Above photo - O-ring seal location (seal removed)

Surprisingly this seal wasn’t part of the service kit, in fact it wasn’t available as a replacement part full stop!. The supplier advised me to upgrade to the latest ‘Ergopump’ and fuel line at a cost of almost £80!!!!. Needless to say, that wasn’t going to happen and would have been totally uneconomical on a stove that was over ten years old.

I ended up popping into a local hydraulic specialist today and he immediately identified a replacement o-ring from his stock. He laid ten seals on the desk and when I questioned him on the price he replied “they cost £0.01 each, don't worry about it!”. Once home I re-assembled the stove and put it through it’s paces… it worked a treat!!!

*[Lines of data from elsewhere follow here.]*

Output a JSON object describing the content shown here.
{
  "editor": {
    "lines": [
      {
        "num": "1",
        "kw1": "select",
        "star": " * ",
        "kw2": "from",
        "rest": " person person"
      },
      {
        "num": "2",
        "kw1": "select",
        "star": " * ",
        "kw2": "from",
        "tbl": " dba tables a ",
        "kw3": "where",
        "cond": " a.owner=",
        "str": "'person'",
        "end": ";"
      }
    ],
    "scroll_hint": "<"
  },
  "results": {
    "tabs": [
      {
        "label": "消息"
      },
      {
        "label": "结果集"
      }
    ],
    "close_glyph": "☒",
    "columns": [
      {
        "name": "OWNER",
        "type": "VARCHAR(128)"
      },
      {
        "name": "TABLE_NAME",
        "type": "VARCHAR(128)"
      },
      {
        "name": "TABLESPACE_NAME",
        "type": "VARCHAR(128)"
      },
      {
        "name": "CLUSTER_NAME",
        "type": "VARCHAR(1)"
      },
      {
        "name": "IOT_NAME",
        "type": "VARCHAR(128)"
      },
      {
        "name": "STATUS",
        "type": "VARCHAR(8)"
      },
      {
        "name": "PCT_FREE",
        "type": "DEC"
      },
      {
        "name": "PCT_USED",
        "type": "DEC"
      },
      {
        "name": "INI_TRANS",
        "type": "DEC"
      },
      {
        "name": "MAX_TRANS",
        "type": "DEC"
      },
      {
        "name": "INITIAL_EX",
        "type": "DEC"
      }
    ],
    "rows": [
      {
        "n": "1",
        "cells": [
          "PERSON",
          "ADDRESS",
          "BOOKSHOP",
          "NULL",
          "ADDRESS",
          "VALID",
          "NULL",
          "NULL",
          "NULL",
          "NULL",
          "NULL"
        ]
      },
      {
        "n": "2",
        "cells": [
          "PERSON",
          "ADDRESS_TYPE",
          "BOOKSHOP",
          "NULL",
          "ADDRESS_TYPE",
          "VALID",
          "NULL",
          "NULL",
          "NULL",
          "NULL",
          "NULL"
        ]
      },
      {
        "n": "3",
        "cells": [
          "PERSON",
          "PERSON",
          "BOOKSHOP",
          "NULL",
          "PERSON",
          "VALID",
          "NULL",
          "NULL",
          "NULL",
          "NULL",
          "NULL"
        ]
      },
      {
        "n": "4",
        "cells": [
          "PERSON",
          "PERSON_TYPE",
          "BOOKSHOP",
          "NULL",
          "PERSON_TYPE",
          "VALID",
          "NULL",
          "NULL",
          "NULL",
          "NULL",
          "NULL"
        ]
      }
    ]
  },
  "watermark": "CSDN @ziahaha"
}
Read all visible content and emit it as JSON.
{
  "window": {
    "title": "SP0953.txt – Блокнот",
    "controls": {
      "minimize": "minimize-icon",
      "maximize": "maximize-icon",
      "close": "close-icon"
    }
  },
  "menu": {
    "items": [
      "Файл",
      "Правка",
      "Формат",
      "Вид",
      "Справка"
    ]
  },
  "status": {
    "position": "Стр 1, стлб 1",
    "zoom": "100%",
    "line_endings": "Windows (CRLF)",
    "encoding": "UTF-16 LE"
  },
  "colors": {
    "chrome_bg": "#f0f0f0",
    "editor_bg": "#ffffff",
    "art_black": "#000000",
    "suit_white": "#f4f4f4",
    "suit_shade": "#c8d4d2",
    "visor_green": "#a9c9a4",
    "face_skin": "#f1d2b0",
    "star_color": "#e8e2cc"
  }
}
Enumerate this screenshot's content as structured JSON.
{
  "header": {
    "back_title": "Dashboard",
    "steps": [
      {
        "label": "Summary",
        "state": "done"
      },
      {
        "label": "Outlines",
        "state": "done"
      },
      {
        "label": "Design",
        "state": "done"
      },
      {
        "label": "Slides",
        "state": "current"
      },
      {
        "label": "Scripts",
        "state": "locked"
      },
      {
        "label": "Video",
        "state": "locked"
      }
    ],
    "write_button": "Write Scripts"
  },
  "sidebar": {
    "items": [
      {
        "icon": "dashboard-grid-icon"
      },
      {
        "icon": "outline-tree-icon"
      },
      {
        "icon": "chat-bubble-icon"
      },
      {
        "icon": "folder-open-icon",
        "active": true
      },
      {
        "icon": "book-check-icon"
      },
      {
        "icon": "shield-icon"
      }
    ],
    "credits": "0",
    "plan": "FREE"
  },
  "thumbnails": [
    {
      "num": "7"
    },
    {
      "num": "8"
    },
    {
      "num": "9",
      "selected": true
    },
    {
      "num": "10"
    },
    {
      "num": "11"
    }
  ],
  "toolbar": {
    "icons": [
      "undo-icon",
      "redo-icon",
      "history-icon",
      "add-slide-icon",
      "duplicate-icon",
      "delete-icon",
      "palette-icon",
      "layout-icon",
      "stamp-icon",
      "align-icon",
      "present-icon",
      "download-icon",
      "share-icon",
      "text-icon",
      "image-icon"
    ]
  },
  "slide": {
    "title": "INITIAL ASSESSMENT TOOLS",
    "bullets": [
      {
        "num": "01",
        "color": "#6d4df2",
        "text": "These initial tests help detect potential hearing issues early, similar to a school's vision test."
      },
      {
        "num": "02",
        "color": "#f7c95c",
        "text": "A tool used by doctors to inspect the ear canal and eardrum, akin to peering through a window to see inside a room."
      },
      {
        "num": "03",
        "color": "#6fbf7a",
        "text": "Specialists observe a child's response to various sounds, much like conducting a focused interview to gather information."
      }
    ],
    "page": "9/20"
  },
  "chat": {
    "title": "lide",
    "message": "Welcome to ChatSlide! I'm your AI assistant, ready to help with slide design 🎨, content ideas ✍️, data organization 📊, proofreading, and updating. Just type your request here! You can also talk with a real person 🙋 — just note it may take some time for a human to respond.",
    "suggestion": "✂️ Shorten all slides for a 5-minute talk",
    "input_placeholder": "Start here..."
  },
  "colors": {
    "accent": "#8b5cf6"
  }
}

Another problem area that I’ve hopefully addressed is tent comfort!. I generally use my military issue foam roll mat to sleep on, its ok, nothing special!. I’ve just purchased a Vango DLX 7.5cm self inflating mattress. It’s a thick mattress and should provide great comfort for a long camping trip. It’s large when packed down, certainly not intended for the back packer, however, it’s ideal to throw in the back on the car and will hopefully provide a great nights sleep. I’ll review this item in September when I’ve had a good chance to really try it out!.

A few mackerel at last!

It was a last minute decision to hit the water this evening. I’d been afloat earlier in the week and noticed quite a few shoals of what was likely to be mackerel in the Solent. Despite having the rod in the car that day, I’d decided not to take it with me… typical!

After a mad rush I must have launched around 1945 into a fresh SE wind. There was a light chop on the water as I headed to a mark that I hope would produce some fish. In the rush to leave home I’d failed to pick up my fish finder, so I was hunting for the mackerel blind.

After about thirty minutes I finally found a few fish. The going was slow but steady and within an hour I’d bagged about twenty fish.

The Mirage Drive was proving useful at keeping my in the location I wanted, a little intermittent light peddling was all that was needed, despite the flooding tide.

As the sun set the fishing died off completely. I tried a few different spots, though there was nothing. It wasn’t a huge catch, though it put some much needed bait in the freezer. I’ll try and get out a couple of times a week over the next month, purely in the pursuit of bait. I ideally need about 80-100 mackerel in the freezer to see me through the winter months.

I decided to keep a couple for the table and the rest were individually wrapped in cling film and frozen. It’s a tad laborious, though keeping them as single fish really does help me to manage my bait stock well. The wrapping keeps them incredibly juicy and fresh, far better than the blast frozen alternative from the tackle shops.